> _WHAT YOU HAVE TO DO_
In the entries that follow, count each line containing "description" and state the total, nothing more.

+++ EXERCISE INPUTS

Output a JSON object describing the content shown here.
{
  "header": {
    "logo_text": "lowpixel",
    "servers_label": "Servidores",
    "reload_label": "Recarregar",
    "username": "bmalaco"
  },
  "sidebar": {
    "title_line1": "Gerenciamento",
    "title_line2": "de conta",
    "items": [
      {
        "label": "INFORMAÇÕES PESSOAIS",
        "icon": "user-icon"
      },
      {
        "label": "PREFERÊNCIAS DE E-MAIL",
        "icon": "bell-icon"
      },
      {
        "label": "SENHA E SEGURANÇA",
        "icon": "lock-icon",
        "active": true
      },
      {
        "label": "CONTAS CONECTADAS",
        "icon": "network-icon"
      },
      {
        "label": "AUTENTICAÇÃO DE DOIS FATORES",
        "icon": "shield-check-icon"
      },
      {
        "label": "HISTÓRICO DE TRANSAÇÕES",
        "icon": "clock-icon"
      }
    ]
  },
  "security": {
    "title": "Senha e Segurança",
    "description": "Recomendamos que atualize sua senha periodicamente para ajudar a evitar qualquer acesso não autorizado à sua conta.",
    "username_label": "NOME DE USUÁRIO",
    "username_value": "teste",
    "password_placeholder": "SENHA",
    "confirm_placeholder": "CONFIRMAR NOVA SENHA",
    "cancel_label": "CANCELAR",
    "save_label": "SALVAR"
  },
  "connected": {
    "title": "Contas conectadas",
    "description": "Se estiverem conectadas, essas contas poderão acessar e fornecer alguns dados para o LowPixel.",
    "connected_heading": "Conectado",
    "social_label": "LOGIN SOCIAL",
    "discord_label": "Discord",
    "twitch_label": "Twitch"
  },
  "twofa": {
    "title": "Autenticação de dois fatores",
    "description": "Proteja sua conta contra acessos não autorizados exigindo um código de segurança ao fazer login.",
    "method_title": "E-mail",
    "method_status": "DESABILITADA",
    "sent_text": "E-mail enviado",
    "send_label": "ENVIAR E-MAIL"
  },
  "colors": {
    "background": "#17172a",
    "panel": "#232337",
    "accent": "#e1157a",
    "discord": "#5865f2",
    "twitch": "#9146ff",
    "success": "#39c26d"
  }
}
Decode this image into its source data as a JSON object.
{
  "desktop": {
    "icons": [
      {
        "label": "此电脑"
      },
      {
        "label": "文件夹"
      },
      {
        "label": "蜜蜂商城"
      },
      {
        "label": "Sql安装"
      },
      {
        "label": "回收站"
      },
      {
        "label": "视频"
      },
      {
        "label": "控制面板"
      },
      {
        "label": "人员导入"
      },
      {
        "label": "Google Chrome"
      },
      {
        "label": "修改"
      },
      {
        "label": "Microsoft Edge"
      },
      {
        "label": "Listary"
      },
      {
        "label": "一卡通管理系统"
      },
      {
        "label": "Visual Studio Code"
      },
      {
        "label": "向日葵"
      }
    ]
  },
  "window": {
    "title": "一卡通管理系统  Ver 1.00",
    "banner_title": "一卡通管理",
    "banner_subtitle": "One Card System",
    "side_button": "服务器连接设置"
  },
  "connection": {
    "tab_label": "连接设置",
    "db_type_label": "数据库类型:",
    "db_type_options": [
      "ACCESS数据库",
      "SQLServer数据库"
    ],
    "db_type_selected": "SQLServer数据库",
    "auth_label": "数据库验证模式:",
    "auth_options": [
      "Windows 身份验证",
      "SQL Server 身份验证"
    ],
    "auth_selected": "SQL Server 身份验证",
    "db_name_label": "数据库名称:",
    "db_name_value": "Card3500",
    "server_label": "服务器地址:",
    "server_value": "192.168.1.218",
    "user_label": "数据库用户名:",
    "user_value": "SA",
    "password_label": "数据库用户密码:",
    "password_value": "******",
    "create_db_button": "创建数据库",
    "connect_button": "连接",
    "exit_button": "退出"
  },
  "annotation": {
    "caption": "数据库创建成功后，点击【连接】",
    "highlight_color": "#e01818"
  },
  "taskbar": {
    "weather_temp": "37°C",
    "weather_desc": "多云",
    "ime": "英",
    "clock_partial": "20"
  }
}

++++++

> _ANSWER TO THE EXERCISE_
3